### Work request
Wherever a line in the data holds the word "Açık", pull that line out.
*** The data ***
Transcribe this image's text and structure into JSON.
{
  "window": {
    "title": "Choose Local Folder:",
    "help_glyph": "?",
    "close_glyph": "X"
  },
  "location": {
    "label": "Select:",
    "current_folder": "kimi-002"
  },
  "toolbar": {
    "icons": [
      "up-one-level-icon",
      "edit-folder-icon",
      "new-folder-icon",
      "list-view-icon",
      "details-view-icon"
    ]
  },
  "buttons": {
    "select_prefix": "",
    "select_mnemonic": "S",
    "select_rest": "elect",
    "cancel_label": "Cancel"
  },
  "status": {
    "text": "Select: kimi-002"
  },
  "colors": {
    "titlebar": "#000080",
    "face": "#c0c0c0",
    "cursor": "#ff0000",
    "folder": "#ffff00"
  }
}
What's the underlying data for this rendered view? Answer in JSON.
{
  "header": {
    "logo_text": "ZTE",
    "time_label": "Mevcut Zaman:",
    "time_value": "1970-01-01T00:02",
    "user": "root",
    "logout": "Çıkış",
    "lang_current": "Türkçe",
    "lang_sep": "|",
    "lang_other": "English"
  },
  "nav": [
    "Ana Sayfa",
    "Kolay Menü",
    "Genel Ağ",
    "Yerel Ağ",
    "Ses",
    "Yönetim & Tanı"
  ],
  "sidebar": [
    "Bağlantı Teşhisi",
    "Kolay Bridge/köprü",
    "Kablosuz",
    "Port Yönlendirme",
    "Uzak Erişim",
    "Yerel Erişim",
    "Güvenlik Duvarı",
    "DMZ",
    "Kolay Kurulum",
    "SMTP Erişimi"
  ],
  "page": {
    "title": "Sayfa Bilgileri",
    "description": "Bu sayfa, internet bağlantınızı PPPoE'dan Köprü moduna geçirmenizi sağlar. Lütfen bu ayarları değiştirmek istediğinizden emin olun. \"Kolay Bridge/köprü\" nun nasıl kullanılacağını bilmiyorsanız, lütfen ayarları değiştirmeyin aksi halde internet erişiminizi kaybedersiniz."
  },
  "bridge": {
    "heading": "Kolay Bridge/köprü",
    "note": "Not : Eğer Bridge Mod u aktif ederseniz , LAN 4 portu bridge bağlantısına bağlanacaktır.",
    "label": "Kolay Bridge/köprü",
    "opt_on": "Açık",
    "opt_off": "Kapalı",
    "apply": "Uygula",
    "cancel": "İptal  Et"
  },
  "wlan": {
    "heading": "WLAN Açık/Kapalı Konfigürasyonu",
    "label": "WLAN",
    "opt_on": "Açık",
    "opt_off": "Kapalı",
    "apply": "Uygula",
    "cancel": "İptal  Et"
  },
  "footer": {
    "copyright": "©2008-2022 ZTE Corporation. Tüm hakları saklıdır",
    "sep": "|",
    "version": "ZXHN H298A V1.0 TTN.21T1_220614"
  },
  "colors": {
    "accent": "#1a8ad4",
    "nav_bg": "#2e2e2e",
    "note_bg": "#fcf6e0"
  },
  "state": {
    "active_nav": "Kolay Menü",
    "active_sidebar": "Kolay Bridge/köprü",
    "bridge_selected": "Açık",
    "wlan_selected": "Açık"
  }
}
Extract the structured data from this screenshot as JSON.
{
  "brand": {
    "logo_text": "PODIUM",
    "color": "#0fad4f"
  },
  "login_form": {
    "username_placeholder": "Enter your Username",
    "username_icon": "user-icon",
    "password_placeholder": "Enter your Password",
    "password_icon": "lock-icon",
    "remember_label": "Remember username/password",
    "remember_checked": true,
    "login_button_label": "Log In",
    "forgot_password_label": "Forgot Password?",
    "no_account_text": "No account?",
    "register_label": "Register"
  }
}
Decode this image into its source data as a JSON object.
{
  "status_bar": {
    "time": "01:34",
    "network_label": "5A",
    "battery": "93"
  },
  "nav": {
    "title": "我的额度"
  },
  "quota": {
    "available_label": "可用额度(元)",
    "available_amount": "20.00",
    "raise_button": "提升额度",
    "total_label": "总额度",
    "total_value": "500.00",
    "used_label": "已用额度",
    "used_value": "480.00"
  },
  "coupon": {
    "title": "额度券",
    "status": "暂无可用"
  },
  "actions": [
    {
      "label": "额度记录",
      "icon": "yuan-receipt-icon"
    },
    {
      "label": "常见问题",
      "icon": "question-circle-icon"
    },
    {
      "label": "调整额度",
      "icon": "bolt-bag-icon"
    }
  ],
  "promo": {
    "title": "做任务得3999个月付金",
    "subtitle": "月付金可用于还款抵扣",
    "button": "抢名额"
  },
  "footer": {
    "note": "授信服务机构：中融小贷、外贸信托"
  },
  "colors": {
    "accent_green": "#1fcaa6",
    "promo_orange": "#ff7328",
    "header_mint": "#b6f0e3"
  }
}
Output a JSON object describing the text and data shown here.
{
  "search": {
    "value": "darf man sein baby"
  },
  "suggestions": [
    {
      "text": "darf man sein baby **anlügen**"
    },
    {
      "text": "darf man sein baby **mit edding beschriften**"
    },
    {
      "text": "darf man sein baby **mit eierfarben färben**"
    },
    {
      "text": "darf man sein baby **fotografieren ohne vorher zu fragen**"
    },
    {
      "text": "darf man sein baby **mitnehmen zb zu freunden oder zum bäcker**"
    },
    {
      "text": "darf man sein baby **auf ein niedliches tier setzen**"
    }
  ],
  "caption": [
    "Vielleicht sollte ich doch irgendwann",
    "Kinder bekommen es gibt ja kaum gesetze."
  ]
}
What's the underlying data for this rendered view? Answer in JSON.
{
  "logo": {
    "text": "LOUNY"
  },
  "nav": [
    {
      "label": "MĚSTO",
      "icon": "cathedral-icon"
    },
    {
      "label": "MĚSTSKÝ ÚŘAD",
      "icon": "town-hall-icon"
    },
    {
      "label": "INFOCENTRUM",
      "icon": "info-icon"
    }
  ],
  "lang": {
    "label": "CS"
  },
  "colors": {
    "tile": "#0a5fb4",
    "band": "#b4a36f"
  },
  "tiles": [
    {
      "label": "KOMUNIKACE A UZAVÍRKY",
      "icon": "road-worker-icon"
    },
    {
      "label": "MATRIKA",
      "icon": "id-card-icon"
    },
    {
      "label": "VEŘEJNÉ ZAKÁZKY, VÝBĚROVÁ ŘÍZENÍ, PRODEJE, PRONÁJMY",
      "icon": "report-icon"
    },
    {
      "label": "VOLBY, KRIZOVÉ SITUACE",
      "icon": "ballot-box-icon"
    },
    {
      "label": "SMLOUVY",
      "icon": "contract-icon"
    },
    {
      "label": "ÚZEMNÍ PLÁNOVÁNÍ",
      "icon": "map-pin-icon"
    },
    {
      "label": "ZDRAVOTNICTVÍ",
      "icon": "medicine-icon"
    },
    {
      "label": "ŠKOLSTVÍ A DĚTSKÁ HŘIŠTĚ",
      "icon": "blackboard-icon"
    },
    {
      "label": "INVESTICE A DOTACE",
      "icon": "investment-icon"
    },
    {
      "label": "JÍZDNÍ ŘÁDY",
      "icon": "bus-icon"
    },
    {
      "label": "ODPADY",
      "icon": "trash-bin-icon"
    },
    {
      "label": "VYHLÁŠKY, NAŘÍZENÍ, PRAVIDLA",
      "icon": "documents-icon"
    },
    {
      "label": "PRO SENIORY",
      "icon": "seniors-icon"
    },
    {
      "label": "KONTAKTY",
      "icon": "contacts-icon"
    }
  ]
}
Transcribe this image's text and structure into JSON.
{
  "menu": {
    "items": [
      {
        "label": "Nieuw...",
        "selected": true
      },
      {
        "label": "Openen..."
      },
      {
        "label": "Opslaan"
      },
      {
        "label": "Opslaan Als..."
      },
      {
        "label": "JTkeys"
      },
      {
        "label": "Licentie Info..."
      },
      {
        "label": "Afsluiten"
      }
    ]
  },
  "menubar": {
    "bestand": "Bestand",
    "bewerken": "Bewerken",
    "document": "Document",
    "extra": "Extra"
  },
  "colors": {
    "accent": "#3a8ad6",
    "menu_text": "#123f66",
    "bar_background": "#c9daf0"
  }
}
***
### Response area
    "opt_on": "Açık",
    "heading": "WLAN Açık/Kapalı Konfigürasyonu",
    "opt_on": "Açık",
    "bridge_selected": "Açık",
    "wlan_selected": "Açık"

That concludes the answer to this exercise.